SFU alumnus working on viral-resistant bath products

Mission based all-women company focuses on sustainability

Image Courtesy of Valley Acrylic via Facebook

Written by: Mahdi Dialden, News Writer

SFU Alumnus Ravi Bansal-Beech, the cofounder of Valley Acrylic Bath, has been working on sinks and bathtubs that fight viral transmission. This is made possible by using innovative materials such as acrylic, that provides a coat which prevents the spread of bacteria. When asked about the objective of her company in an interview, Bansal-Beech said she aimed to create “an environmentally-friendly engineering company.” 

Valley Acrylic Bath is a “company started in 2007, that is 100% female owned,” Bansal-Beech claimed. Based in Mission, British Columbia, Bansal-Beech noted all the molding of their products take place in Canada. According to Bansal-Beech, Valley Acrylic Bath “created an oxymoron for bathtubs, because [the bathtubs] save water and energy.” 

The whole industry was in panic mode during the pandemic, which motivated Valley Acrylic Bath’s to refocus their vision. “The scariest thing for our industry was when they noticed that the virus lives on stainless steel [as] most of our hospitals are full of stainless steel,” she explained.
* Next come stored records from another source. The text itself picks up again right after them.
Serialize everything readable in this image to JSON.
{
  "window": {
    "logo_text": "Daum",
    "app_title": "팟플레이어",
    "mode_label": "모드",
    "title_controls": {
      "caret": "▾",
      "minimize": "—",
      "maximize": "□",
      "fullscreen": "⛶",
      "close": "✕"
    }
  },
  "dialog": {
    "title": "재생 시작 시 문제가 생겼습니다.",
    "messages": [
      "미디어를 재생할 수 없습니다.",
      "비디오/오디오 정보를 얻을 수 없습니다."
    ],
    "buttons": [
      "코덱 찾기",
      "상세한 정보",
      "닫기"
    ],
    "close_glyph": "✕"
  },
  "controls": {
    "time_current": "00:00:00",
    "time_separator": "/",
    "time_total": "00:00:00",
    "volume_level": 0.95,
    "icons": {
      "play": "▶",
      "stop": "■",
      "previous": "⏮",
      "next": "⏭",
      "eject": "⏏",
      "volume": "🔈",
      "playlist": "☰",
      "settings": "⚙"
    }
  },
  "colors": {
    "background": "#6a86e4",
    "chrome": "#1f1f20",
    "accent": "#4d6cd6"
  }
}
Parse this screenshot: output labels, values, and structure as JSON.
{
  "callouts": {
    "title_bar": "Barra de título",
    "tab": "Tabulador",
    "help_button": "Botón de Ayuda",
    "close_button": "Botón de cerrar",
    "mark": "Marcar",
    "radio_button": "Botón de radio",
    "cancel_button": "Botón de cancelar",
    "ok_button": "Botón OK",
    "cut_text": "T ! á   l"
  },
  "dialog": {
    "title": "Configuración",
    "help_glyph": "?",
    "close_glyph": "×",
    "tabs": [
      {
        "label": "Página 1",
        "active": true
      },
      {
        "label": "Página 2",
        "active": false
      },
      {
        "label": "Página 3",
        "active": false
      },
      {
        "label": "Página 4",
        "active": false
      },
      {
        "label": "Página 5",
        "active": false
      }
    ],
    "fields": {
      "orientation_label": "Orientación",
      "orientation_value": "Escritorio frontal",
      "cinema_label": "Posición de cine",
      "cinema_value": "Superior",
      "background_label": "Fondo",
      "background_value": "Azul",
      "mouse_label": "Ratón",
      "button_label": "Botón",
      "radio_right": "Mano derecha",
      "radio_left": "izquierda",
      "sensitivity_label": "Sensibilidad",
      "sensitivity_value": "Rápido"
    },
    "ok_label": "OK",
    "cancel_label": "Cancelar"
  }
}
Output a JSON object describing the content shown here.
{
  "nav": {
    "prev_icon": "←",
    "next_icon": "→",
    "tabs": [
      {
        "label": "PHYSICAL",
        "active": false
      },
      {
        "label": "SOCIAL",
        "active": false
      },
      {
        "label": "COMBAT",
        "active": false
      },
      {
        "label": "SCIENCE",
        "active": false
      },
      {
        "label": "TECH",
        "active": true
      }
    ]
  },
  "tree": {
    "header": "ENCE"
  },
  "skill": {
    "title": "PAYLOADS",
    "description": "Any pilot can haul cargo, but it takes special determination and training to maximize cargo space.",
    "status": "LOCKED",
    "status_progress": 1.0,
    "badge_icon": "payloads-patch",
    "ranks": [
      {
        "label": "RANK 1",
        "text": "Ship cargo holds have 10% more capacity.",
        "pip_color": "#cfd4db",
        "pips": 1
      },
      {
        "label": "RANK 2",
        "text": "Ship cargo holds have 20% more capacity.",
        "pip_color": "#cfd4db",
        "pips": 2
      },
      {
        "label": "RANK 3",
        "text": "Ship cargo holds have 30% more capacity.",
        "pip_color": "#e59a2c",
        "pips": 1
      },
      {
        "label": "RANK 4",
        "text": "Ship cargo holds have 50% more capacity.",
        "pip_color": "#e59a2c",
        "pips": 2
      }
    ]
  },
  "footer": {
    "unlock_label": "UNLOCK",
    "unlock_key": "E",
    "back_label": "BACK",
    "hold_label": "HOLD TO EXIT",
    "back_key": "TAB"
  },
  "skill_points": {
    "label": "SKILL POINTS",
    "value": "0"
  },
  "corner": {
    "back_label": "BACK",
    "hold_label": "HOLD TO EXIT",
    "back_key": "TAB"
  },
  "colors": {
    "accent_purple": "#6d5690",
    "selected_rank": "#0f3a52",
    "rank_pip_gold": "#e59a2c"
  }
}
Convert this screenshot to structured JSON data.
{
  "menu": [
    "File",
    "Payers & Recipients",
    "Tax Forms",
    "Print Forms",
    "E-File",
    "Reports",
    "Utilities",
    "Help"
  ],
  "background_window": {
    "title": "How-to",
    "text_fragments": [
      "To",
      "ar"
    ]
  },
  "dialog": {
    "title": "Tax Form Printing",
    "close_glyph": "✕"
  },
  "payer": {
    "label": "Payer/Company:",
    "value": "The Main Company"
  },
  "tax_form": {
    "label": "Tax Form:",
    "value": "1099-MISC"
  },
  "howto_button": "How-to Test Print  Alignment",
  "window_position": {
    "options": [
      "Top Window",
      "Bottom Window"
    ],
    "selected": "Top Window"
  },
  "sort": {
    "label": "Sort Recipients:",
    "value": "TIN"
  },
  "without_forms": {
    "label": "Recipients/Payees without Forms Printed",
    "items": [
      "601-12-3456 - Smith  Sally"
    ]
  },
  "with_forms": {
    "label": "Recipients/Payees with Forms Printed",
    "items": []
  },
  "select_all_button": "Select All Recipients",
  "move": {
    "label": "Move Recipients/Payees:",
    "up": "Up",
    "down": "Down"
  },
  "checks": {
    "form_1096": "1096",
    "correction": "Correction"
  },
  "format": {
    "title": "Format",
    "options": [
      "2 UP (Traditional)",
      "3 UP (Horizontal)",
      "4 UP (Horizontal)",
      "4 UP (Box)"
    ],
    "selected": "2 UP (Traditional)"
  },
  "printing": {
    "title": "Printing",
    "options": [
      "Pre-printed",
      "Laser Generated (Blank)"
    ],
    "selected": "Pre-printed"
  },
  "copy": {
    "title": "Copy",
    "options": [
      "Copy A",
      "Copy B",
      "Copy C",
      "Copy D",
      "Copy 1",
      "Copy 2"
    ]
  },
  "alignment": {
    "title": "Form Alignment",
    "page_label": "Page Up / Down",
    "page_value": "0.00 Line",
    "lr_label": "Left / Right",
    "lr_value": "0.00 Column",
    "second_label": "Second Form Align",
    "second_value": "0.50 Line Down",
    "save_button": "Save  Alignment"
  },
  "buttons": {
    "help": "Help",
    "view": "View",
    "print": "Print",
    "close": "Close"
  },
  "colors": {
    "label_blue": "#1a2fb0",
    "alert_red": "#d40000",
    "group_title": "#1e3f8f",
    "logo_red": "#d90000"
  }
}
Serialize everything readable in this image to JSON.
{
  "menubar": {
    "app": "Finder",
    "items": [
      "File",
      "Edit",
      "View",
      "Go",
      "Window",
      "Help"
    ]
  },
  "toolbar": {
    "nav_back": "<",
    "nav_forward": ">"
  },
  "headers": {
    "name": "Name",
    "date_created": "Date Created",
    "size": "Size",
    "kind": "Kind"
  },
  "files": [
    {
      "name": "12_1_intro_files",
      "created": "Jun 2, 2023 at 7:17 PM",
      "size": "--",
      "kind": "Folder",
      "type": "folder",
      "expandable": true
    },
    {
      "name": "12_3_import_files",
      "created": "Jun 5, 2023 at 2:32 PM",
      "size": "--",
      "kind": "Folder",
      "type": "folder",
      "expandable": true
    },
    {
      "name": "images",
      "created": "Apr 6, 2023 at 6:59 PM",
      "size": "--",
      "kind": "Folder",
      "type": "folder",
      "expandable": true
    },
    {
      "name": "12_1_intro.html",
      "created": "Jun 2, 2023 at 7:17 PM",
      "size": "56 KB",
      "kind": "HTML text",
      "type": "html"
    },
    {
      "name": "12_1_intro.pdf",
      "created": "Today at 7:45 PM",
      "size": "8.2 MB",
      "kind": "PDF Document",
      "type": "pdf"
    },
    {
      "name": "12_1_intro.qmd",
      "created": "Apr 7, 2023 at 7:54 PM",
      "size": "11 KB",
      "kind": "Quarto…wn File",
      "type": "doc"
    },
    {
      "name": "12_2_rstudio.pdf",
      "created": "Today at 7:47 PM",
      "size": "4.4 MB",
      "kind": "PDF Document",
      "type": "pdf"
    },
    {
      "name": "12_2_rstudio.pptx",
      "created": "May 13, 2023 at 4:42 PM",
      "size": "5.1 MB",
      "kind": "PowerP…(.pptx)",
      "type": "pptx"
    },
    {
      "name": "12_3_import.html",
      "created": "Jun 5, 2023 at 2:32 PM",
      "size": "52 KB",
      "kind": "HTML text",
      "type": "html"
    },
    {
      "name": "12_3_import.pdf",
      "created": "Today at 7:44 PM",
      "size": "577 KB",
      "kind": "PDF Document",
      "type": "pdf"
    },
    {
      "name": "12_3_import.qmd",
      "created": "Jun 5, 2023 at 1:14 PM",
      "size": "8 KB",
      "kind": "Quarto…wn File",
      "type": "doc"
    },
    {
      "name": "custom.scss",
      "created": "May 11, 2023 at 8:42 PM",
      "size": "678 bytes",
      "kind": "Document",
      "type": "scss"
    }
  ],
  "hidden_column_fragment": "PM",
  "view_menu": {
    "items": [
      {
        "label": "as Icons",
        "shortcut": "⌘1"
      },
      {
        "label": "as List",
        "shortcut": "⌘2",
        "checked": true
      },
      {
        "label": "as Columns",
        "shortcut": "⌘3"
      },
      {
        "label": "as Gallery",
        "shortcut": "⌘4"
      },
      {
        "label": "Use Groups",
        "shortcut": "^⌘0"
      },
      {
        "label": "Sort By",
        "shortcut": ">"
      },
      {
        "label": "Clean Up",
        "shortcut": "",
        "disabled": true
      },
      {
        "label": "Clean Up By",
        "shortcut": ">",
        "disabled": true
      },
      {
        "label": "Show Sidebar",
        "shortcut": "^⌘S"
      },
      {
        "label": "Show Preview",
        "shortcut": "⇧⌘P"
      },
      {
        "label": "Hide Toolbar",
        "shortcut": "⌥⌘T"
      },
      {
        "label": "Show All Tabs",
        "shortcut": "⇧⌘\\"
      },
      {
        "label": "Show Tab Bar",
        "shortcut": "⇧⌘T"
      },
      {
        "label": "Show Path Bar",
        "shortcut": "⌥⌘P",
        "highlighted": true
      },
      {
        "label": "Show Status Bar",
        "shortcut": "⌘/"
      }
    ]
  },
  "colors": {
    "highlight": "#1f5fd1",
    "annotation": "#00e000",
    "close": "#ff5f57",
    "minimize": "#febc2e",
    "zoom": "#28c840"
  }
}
Their research resulted in the use of acrylic. The material is insulated which retains energy, is easy to clean, lightweight, and repairable. It offered the coating that would prevent the spread viruses. “Our plumbing industry is the first defense for healthcare [ . . . ] because without proper plumbing and sanitation we don’t have modern medicine,” Bansal-Beech said. 

As Bansal-Beech explained, “Short term we can use hand sanitizers but I think that’ll become another problem,” In accordance with this, she stated that Valley Acrylic Bath “are creating portable hand-washing stations that can be put anywhere.” She also talked about how she wants her company to simultaneously educate and promote environmental sustainability and proper sanitation for all Canadians. “For me it’s always been important that the business lines up with my values [ . . . ] sustainability, healthy living, and proper sanitation should be for everybody.”

In regards to the plumbing industry, Bansal-Beech said that it wasn’t easy being a women-owned company in a male-dominated field. “[We’re] at the table, but the table was never created for [us].” She concluded by urging youth to use their entrepreneurial skills to promote proper values. 

The one piece of advice she has: “advocacy is one thing, getting shit done is another thing.”